Exercise goal: Please say how many lines in the records below contain the word "Mike". Give only the number.
Material supplied Block Start
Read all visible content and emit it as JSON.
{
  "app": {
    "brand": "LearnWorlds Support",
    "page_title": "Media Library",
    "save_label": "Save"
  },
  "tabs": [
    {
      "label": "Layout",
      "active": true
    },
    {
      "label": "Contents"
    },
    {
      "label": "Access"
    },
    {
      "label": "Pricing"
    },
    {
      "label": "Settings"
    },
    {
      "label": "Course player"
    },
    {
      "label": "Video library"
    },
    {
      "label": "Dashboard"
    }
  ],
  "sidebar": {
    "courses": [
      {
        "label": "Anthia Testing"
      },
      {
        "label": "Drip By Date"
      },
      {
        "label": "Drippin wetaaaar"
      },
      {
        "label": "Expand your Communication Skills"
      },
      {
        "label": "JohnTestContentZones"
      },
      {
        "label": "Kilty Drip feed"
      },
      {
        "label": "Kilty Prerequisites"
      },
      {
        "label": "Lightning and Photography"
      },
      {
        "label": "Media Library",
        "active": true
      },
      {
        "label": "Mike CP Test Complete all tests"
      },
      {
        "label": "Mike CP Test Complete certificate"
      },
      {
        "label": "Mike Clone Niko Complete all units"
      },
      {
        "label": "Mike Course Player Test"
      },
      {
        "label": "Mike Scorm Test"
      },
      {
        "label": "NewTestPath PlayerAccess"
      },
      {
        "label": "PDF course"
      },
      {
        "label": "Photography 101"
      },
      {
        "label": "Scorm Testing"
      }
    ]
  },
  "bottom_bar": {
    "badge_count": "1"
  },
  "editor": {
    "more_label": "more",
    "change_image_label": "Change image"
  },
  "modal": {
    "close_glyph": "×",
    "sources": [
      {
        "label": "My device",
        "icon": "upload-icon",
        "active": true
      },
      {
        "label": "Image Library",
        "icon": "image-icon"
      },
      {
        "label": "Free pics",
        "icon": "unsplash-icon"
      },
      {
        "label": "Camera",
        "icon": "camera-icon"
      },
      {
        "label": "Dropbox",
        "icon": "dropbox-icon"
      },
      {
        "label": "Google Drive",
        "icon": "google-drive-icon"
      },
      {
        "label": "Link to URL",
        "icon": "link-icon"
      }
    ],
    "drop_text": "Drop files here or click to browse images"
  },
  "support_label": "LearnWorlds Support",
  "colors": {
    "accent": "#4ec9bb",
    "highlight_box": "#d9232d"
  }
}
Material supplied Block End
Response for this exercise: 5